The driver behind the growth in health care is the pressure to innovate new therapies and drugs, as well as pressure from regulators and the public to streamline costs while still keeping the quality of health care high. The digital health care market is growing fast, almost 28 percent annually, according to Grand View Research. Grand View Research: US Digital Health Care Market In the first half of 2019, ‘digital health company’ startups raised $4.2 billion in 180 funding deals in the first half of 2019, according to Rock Health. While startups abound, success is elusive. The health care industry is a difficult industry to get started in and excel. Medicine is complex; regulation is intense; and politics are inescapable. Jeff Immelt, former chairman and CEO of GE and now venture partner at New Enterprise Associates, said that “there are so many dead home healthcare companies. The graveyards are full of them. The next graveyard is going to be filled with AI companies if they don’t find a way to embed their technology into these systems.” David Uffer, a partner at Alira Health, said that “digital health care itself is a problematic market. Business models in digital health are hard to figure out.

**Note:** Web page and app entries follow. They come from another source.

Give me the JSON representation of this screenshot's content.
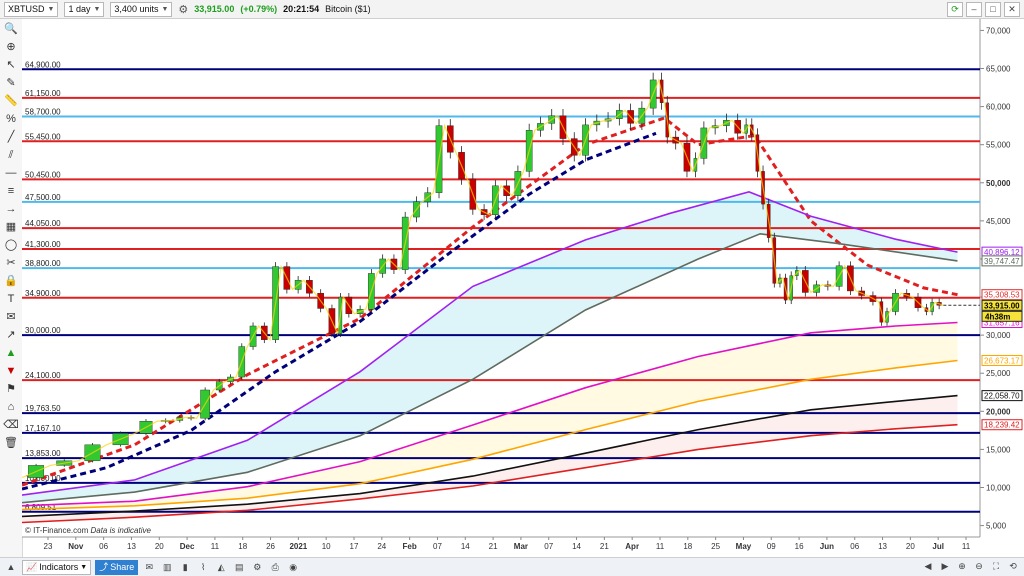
{
  "toolbar": {
    "symbol": "XBTUSD",
    "timeframe": "1 day",
    "units": "3,400 units",
    "last_price": "33,915.00",
    "change": "(+0.79%)",
    "time": "20:21:54",
    "instrument_name": "Bitcoin ($1)"
  },
  "footer": {
    "copyright": "© IT-Finance.com",
    "disclaimer": "Data is indicative",
    "indicators_label": "Indicators",
    "share_label": "Share"
  },
  "countdown": "4h38m",
  "colors": {
    "navy": "#00007a",
    "red": "#e02020",
    "lightblue": "#4fb9ec",
    "purple": "#a020f0",
    "gray": "#5f6b5f",
    "magenta": "#e010c8",
    "orange": "#ffa500",
    "black": "#111111",
    "darkred": "#e03030",
    "upcandle": "#32c832",
    "downcandle": "#c80000"
  },
  "chart_data": {
    "type": "line",
    "symbol": "XBTUSD",
    "x_ticks": [
      "23",
      "Nov",
      "06",
      "13",
      "20",
      "Dec",
      "11",
      "18",
      "26",
      "2021",
      "10",
      "17",
      "24",
      "Feb",
      "07",
      "14",
      "21",
      "Mar",
      "07",
      "14",
      "21",
      "Apr",
      "11",
      "18",
      "25",
      "May",
      "09",
      "16",
      "Jun",
      "06",
      "13",
      "20",
      "Jul",
      "11"
    ],
    "y_ticks": [
      "70,000",
      "65,000",
      "60,000",
      "55,000",
      "50,000",
      "45,000",
      "40,000",
      "35,000",
      "30,000",
      "25,000",
      "20,000",
      "15,000",
      "10,000",
      "5,000"
    ],
    "y_tick_values": [
      70000,
      65000,
      60000,
      55000,
      50000,
      45000,
      40000,
      35000,
      30000,
      25000,
      20000,
      15000,
      10000,
      5000
    ],
    "ylim": [
      3500,
      71500
    ],
    "horizontal_levels": [
      {
        "label": "64,900.00",
        "value": 64900,
        "color": "navy"
      },
      {
        "label": "61,150.00",
        "value": 61150,
        "color": "red"
      },
      {
        "label": "58,700.00",
        "value": 58700,
        "color": "lightblue"
      },
      {
        "label": "55,450.00",
        "value": 55450,
        "color": "red"
      },
      {
        "label": "50,450.00",
        "value": 50450,
        "color": "red"
      },
      {
        "label": "47,500.00",
        "value": 47500,
        "color": "lightblue"
      },
      {
        "label": "44,050.00",
        "value": 44050,
        "color": "red"
      },
      {
        "label": "41,300.00",
        "value": 41300,
        "color": "red"
      },
      {
        "label": "38,800.00",
        "value": 38800,
        "color": "lightblue"
      },
      {
        "label": "34,900.00",
        "value": 34900,
        "color": "red"
      },
      {
        "label": "30,000.00",
        "value": 30000,
        "color": "navy"
      },
      {
        "label": "24,100.00",
        "value": 24100,
        "color": "red"
      },
      {
        "label": "19,763.50",
        "value": 19763.5,
        "color": "navy"
      },
      {
        "label": "17,167.10",
        "value": 17167.1,
        "color": "navy"
      },
      {
        "label": "13,853.00",
        "value": 13853,
        "color": "navy"
      },
      {
        "label": "10,600.00",
        "value": 10600,
        "color": "navy"
      },
      {
        "label": "6,809.51",
        "value": 6809.51,
        "color": "navy"
      }
    ],
    "right_badges": [
      {
        "label": "40,896.12",
        "value": 40896.12,
        "color": "purple"
      },
      {
        "label": "39,747.47",
        "value": 39747.47,
        "color": "gray"
      },
      {
        "label": "35,308.53",
        "value": 35308.53,
        "color": "darkred"
      },
      {
        "label": "33,915.00",
        "value": 33915,
        "color": "current"
      },
      {
        "label": "31,657.16",
        "value": 31657.16,
        "color": "magenta"
      },
      {
        "label": "26,673.17",
        "value": 26673.17,
        "color": "orange"
      },
      {
        "label": "22,058.70",
        "value": 22058.7,
        "color": "black"
      },
      {
        "label": "18,239.42",
        "value": 18239.42,
        "color": "red"
      }
    ],
    "price_path": [
      [
        0,
        11300
      ],
      [
        10,
        12900
      ],
      [
        20,
        13500
      ],
      [
        30,
        15600
      ],
      [
        40,
        17100
      ],
      [
        48,
        18700
      ],
      [
        54,
        18800
      ],
      [
        58,
        19200
      ],
      [
        62,
        19100
      ],
      [
        68,
        22800
      ],
      [
        72,
        23900
      ],
      [
        76,
        24500
      ],
      [
        80,
        28500
      ],
      [
        84,
        31200
      ],
      [
        88,
        29400
      ],
      [
        92,
        39000
      ],
      [
        96,
        36000
      ],
      [
        100,
        37200
      ],
      [
        104,
        35500
      ],
      [
        108,
        33500
      ],
      [
        112,
        30200
      ],
      [
        114,
        35000
      ],
      [
        118,
        32800
      ],
      [
        122,
        33400
      ],
      [
        126,
        38100
      ],
      [
        130,
        40000
      ],
      [
        134,
        38600
      ],
      [
        138,
        45500
      ],
      [
        142,
        47500
      ],
      [
        146,
        48700
      ],
      [
        150,
        57500
      ],
      [
        154,
        54000
      ],
      [
        158,
        50500
      ],
      [
        162,
        46500
      ],
      [
        166,
        45800
      ],
      [
        170,
        49600
      ],
      [
        174,
        48300
      ],
      [
        178,
        51500
      ],
      [
        182,
        56900
      ],
      [
        186,
        57800
      ],
      [
        190,
        58800
      ],
      [
        194,
        55800
      ],
      [
        198,
        53600
      ],
      [
        202,
        57600
      ],
      [
        206,
        58100
      ],
      [
        210,
        58400
      ],
      [
        214,
        59500
      ],
      [
        218,
        57800
      ],
      [
        222,
        59800
      ],
      [
        226,
        63500
      ],
      [
        228,
        60500
      ],
      [
        230,
        56000
      ],
      [
        234,
        55200
      ],
      [
        238,
        51500
      ],
      [
        240,
        53200
      ],
      [
        244,
        57200
      ],
      [
        248,
        57500
      ],
      [
        252,
        58200
      ],
      [
        256,
        56500
      ],
      [
        258,
        57600
      ],
      [
        260,
        56300
      ],
      [
        262,
        51500
      ],
      [
        264,
        47200
      ],
      [
        266,
        42800
      ],
      [
        268,
        36800
      ],
      [
        270,
        37500
      ],
      [
        272,
        34600
      ],
      [
        274,
        37800
      ],
      [
        276,
        38500
      ],
      [
        280,
        35600
      ],
      [
        284,
        36600
      ],
      [
        288,
        36400
      ],
      [
        292,
        39100
      ],
      [
        296,
        35800
      ],
      [
        300,
        35200
      ],
      [
        304,
        34400
      ],
      [
        306,
        31700
      ],
      [
        308,
        33100
      ],
      [
        312,
        35500
      ],
      [
        316,
        35000
      ],
      [
        320,
        33600
      ],
      [
        322,
        33100
      ],
      [
        324,
        34300
      ],
      [
        327,
        33915
      ]
    ],
    "x_range": [
      0,
      340
    ],
    "moving_averages": [
      {
        "color": "red",
        "dashed": true,
        "points": [
          [
            0,
            10300
          ],
          [
            40,
            15600
          ],
          [
            80,
            24800
          ],
          [
            120,
            32200
          ],
          [
            160,
            44200
          ],
          [
            200,
            55000
          ],
          [
            228,
            58500
          ],
          [
            240,
            55000
          ],
          [
            260,
            56200
          ],
          [
            280,
            45000
          ],
          [
            300,
            39200
          ],
          [
            320,
            36200
          ],
          [
            332,
            35308
          ]
        ]
      },
      {
        "color": "navy",
        "dashed": true,
        "points": [
          [
            0,
            9800
          ],
          [
            30,
            12600
          ],
          [
            60,
            17500
          ],
          [
            90,
            25200
          ],
          [
            120,
            31800
          ],
          [
            150,
            40300
          ],
          [
            180,
            48500
          ],
          [
            200,
            53000
          ],
          [
            225,
            56500
          ]
        ]
      },
      {
        "color": "purple",
        "dashed": false,
        "points": [
          [
            0,
            9000
          ],
          [
            40,
            11000
          ],
          [
            80,
            16200
          ],
          [
            120,
            25200
          ],
          [
            160,
            36400
          ],
          [
            200,
            42500
          ],
          [
            230,
            46000
          ],
          [
            258,
            48800
          ],
          [
            280,
            45600
          ],
          [
            310,
            42600
          ],
          [
            332,
            40896
          ]
        ]
      },
      {
        "color": "gray",
        "dashed": false,
        "points": [
          [
            0,
            8000
          ],
          [
            40,
            9400
          ],
          [
            80,
            12000
          ],
          [
            120,
            16800
          ],
          [
            160,
            24200
          ],
          [
            200,
            33300
          ],
          [
            240,
            40000
          ],
          [
            262,
            43300
          ],
          [
            290,
            42000
          ],
          [
            332,
            39747
          ]
        ]
      },
      {
        "color": "magenta",
        "dashed": false,
        "points": [
          [
            0,
            7600
          ],
          [
            40,
            8200
          ],
          [
            80,
            10100
          ],
          [
            120,
            13400
          ],
          [
            160,
            18200
          ],
          [
            200,
            23100
          ],
          [
            240,
            27200
          ],
          [
            280,
            30300
          ],
          [
            310,
            31200
          ],
          [
            332,
            31657
          ]
        ]
      },
      {
        "color": "orange",
        "dashed": false,
        "points": [
          [
            0,
            7100
          ],
          [
            40,
            7600
          ],
          [
            80,
            8600
          ],
          [
            120,
            10500
          ],
          [
            160,
            13700
          ],
          [
            200,
            17600
          ],
          [
            240,
            21300
          ],
          [
            280,
            24200
          ],
          [
            310,
            25700
          ],
          [
            332,
            26673
          ]
        ]
      },
      {
        "color": "black",
        "dashed": false,
        "points": [
          [
            0,
            6200
          ],
          [
            40,
            6900
          ],
          [
            80,
            7800
          ],
          [
            120,
            9200
          ],
          [
            160,
            11500
          ],
          [
            200,
            14500
          ],
          [
            240,
            17600
          ],
          [
            280,
            20200
          ],
          [
            310,
            21300
          ],
          [
            332,
            22058
          ]
        ]
      },
      {
        "color": "red",
        "dashed": false,
        "points": [
          [
            0,
            5400
          ],
          [
            40,
            6100
          ],
          [
            80,
            7000
          ],
          [
            120,
            8500
          ],
          [
            160,
            10200
          ],
          [
            200,
            12600
          ],
          [
            240,
            15000
          ],
          [
            280,
            16800
          ],
          [
            310,
            17700
          ],
          [
            332,
            18239
          ]
        ]
      }
    ]
  }
}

There’s a difference between wellness and healthcare, and there’s always a tug-of-war with insurance companies over who is going to pay for services.” The application of new technology to the health care industry, along with new ideas about how to apply and deliver treatment are what health care providers and vendors in the industry are focusing on.